Oddly enough, I feel as though this element of Ha’s story, that of Mae feeling stranded and unsure of her next steps in life, is probably one of the strongest beats of the issue. Perhaps it’s just my own looming quarter-life crisis talking, but Ha’s distinctive illustrative style, dropping out almost all of the background images to pull focus directly to his meticulously detailed foreground, really forces the audience to empathise with Mae. His dialogue is smooth enough for the most-part, with a strong balance between humour and pathos so that Mae manages to seem disillusioned without ever seeming dour. There’s a feeling of depth to her relationship with Dahlia that feels unforced and comfortable, although at times Ha’s scripting in this scene slips into the slightly caricaturish, with one particular panel that has the friends quoting a scene from Doctor Who feeling more than a little over-egged. Still, his words work as a great accompaniment to his wildly expressive faces, so well lit and shaded that even four pages of solid talking heads manage to feel full of energy and light.
Mae’s meeting with Dahlia is interrupted when she gets a call from the Sheriff’s office to let her know that her sister Abbie is being held in custody, after having been missing for seven years. Ha’s character design for Abbie is a fantastic mix of steampunk, naval, and military wear that, when coupled with Ha’s signature cell-shaded style should remind any hardcore gamer of the Bioshock series. Abbie strolls back into Mae’s life with all the swagger and joie de vivre that Mae lacks. While Ha does put in effort to make the distinction between the two sisters obvious both in visuals and scripting, there’s a lack of tension between the abandoned Mae and the abandoner Abbie that seems like a little bit of a cop-out. ‘It’s been seven years Abbie, so where have you been’ seems like a little bit of an underreaction from a sister who must have thought a member of her family dead or kidnapped, but it’s about all we get from Mae before Abbie sweeps her questions away and moves the story along.Continued below

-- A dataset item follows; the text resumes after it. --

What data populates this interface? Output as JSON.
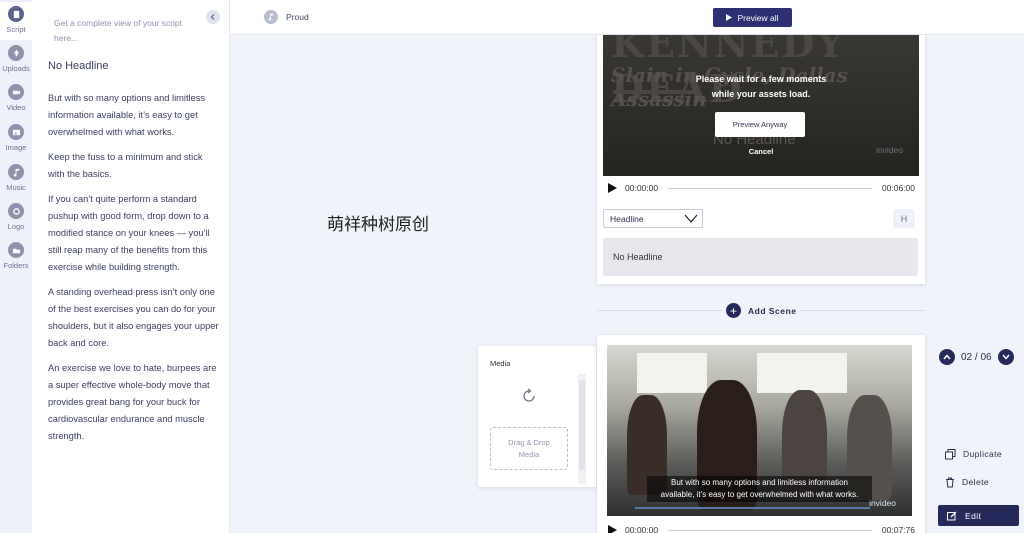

“Mae” #1 gets a lot of the heavy lifting out of the way in terms of establishing the status quo, and it even manages to introduce us (well, the readers at least) to the shadowy figures of the first few monsters who we can only assume followed Abbie through the portal when she came home. It’s a slow-burning first issue but, as mentioned earlier, Ha’s magic for this bok seems to lie less in the swords and sorcery that you might expect and more in fleshing out the characters involved in the adventure. There’s a slight air of Rucka and Scott’s “Black Magic” in the ratio of mysticism to mundane, and fans of that book will definitely be able to get on board with this mystery romp on offer here. In just a single issue Ha manages to set up his high concept and introsuce us to a cast of characters, all while rendering the lot in spectacular form on the page. Barring a few slightly eyebrow-raising scripting choices, “Mae” #1 is a pretty fantastic first issue that looks set to explore the lives of those whose existence isn’t governed by prophecy or destiny, and randomness and restlessness is something that I think we can almost all relate to.
Final Verdict: 7.7 – Smooth and satisfying, Ha’s solo effort is something for all fans of subverted fantasy.